Hi, I am a 4th semester student in an ADN program. We do use NANDA guidelines, and have been instructed that with Risk for dx, you must identify the r/t to specify the risk, but not the AEB as there is no evidence (being it is only a risk). I do understand how to develop a nursing dx, I am just really struggling with coming up with 10 of them for this particular patient since his chief complaints (AMS and UTI) are resolving.

NICUismylife, ADN, BSN, RN

Specializes in NICU, RNC.

Consider the complications that can result from bedrest. Are you permitted to utilize Nanda-approved RC (risk for complication) diagnoses? There are quite a few of those you could use. Worst case scenario, you could resort to psychsocial dx.

Yes, we are. I'll try that, thanks!

- Imbalanced nutrition: less than body requirements r/t inadequate intake AEB required NPO status >24hr.

- Risk for infection: aspiration pneumonia r/t failed bedside and video swallow studies.

- Risk for injury r/t hx of seizures.

- Risk for infection: CLABSI r/t PICC line.

Coupla things to help you MAKE (not "choose") nursing diagnoses.

1) Risk diagnoses do not have related (causative) factors, they have RISK factors. So since having a test isn't a risk factor, what is?

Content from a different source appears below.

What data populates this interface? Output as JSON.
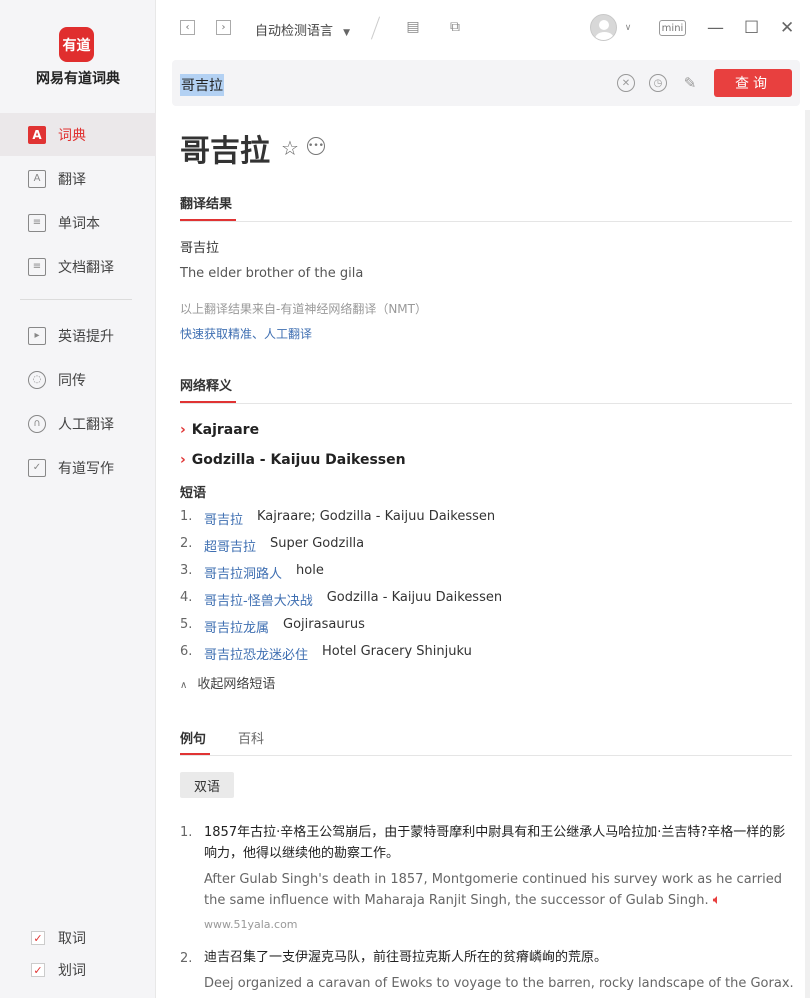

Also, I'm not seeing aspiration pneumonia as a risk factor for infection in my NANDA-I 2015-2017.

2) "Related to " means "caused by." Remember that.

3) If he aspirates AEB his studies (see how that works? evidence is data-- you know he aspirates because it was demonstrated by his swallow studies) then what is ASPIRATION a cause of?

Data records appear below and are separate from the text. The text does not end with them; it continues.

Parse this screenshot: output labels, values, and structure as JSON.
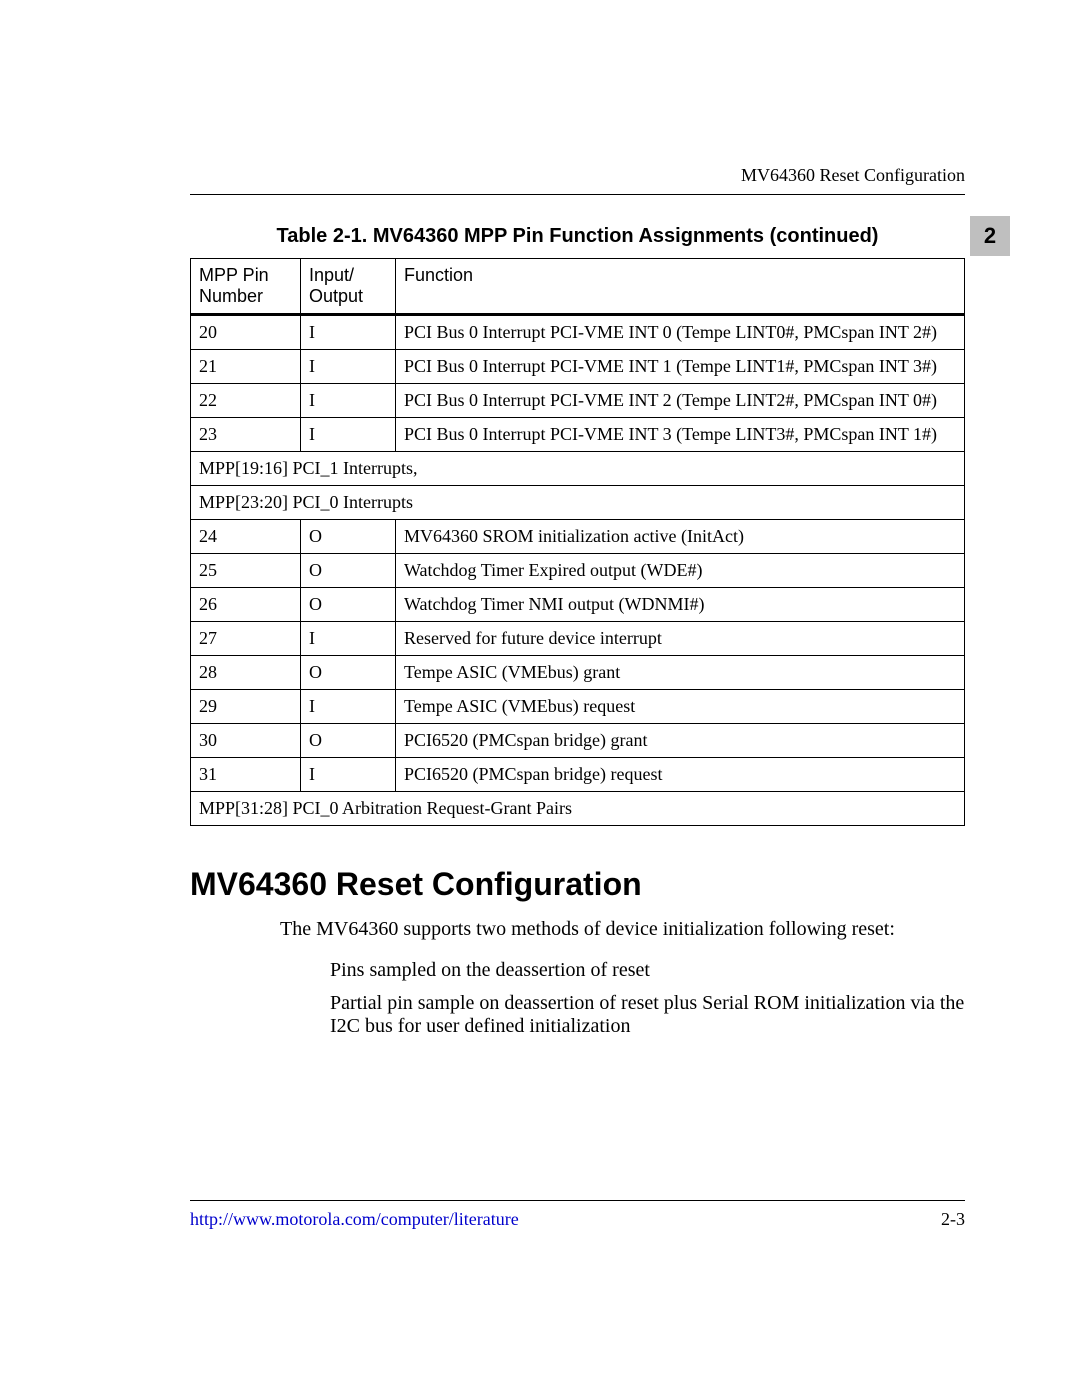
{
  "header": {
    "running_title": "MV64360 Reset Configuration"
  },
  "chapter_tab": "2",
  "table": {
    "caption": "Table 2-1. MV64360 MPP Pin Function Assignments (continued)",
    "headers": {
      "pin": "MPP Pin Number",
      "io": "Input/ Output",
      "func": "Function"
    },
    "rows": [
      {
        "pin": "20",
        "io": "I",
        "func": "PCI Bus 0 Interrupt PCI-VME INT 0 (Tempe LINT0#, PMCspan INT 2#)"
      },
      {
        "pin": "21",
        "io": "I",
        "func": "PCI Bus 0 Interrupt PCI-VME INT 1 (Tempe LINT1#, PMCspan INT 3#)"
      },
      {
        "pin": "22",
        "io": "I",
        "func": "PCI Bus 0 Interrupt PCI-VME INT 2 (Tempe LINT2#, PMCspan INT 0#)"
      },
      {
        "pin": "23",
        "io": "I",
        "func": "PCI Bus 0 Interrupt PCI-VME INT 3 (Tempe LINT3#, PMCspan INT 1#)"
      },
      {
        "span": "MPP[19:16] PCI_1 Interrupts,"
      },
      {
        "span": "MPP[23:20] PCI_0 Interrupts"
      },
      {
        "pin": "24",
        "io": "O",
        "func": "MV64360 SROM initialization active (InitAct)"
      },
      {
        "pin": "25",
        "io": "O",
        "func": "Watchdog Timer Expired output (WDE#)"
      },
      {
        "pin": "26",
        "io": "O",
        "func": "Watchdog Timer NMI output (WDNMI#)"
      },
      {
        "pin": "27",
        "io": "I",
        "func": "Reserved for future device interrupt"
      },
      {
        "pin": "28",
        "io": "O",
        "func": "Tempe ASIC (VMEbus) grant"
      },
      {
        "pin": "29",
        "io": "I",
        "func": "Tempe ASIC (VMEbus) request"
      },
      {
        "pin": "30",
        "io": "O",
        "func": "PCI6520 (PMCspan bridge) grant"
      },
      {
        "pin": "31",
        "io": "I",
        "func": "PCI6520 (PMCspan bridge) request"
      },
      {
        "span": "MPP[31:28] PCI_0 Arbitration Request-Grant Pairs"
      }
    ]
  },
  "section": {
    "heading": "MV64360 Reset Configuration",
    "intro": "The MV64360 supports two methods of device initialization following reset:",
    "items": [
      "Pins sampled on the deassertion of reset",
      "Partial pin sample on deassertion of reset plus Serial ROM initialization via the I2C bus for user defined initialization"
    ]
  },
  "footer": {
    "link": "http://www.motorola.com/computer/literature",
    "page": "2-3"
  }
}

3a) Or, look in your NANDA-I 2015-2017 to see if there's a "Risk for aspiration" nursing diagnosis. (Yep, there is...) Then see which of the risk factors listed allow you to make this diagnosis.

3b) Or if he already has aspiration pneumonia, he's not at risk for it any more, he has it. What do you observe about him about the effects of his pneumonia?

Esme12, ASN, BSN, RN

Specializes in Critical Care, ED, Cath lab, CTPAC,Trauma. Has 41 years experience.

Coupla things to help you MAKE (not "choose") nursing diagnoses.

1) Risk diagnoses do not have related (causative) factors, they have RISK factors. So since having a test isn't a risk factor, what is?

Also, I'm not seeing aspiration pneumonia as a risk factor for infection in my NANDA-I 2015-2017.

2) "Related to " means "caused by." Remember that.

3) If he aspirates AEB his studies (see how that works? evidence is data-- you know he aspirates because it was demonstrated by his swallow studies) then what is ASPIRATION a cause of?

3a) Or, look in your NANDA-I 2015-2017 to see if there's a "Risk for aspiration" nursing diagnosis. (Yep, there is...) Then see which of the risk factors listed allow you to make this diagnosis.

3b) Or if he already has aspiration pneumonia, he's not at risk for it any more, he has it. What do you observe about him about the effects of his pneumonia?

I have found it interesting that most of the nursing schools do not require the NANDA book. The use other "care plan books" I have also heard of schools refuse to let the students use any "Non approved" books including NANDA.

Drives me nuts.

Having taught in schools and contributed to textbooks (the latest being a very heavily-used "nursing diagnosis handbook") and serving on the NANDA-I research and education committee as we speak, I think there are a lot of things going on here.

First, many faculty learned about NANDA back in the day before it was NANDA-I when it was a pain in the neck, totally academic-speak, very dogmatic, and not the least bit user-friendly. And some of it downright silly. So they think it's still like that and don't prescribe it for their students. This is an awful error, as the last 2 editions (2012-14 and 2015-17) have a WONDERFUL intro section aimed specifically at students that give them a really good jumpstart into thinking like a nurse. Hell, I've been using it for at least 6 years and I'm still learning how great it is in my current work, and I really do use it because it gives me power when I have to justify my nursing judgment.

Second, many colleges have contracts with publishers for their books, and that's all they buy. The NANDA-I is cheap and easily used in hard copy or on your e-reader/Kindle/iPad, and so I tell students to get it themselves at Amazon and get ahead without telling their faculty why. Extra learning ought never to be forbidden or avoided!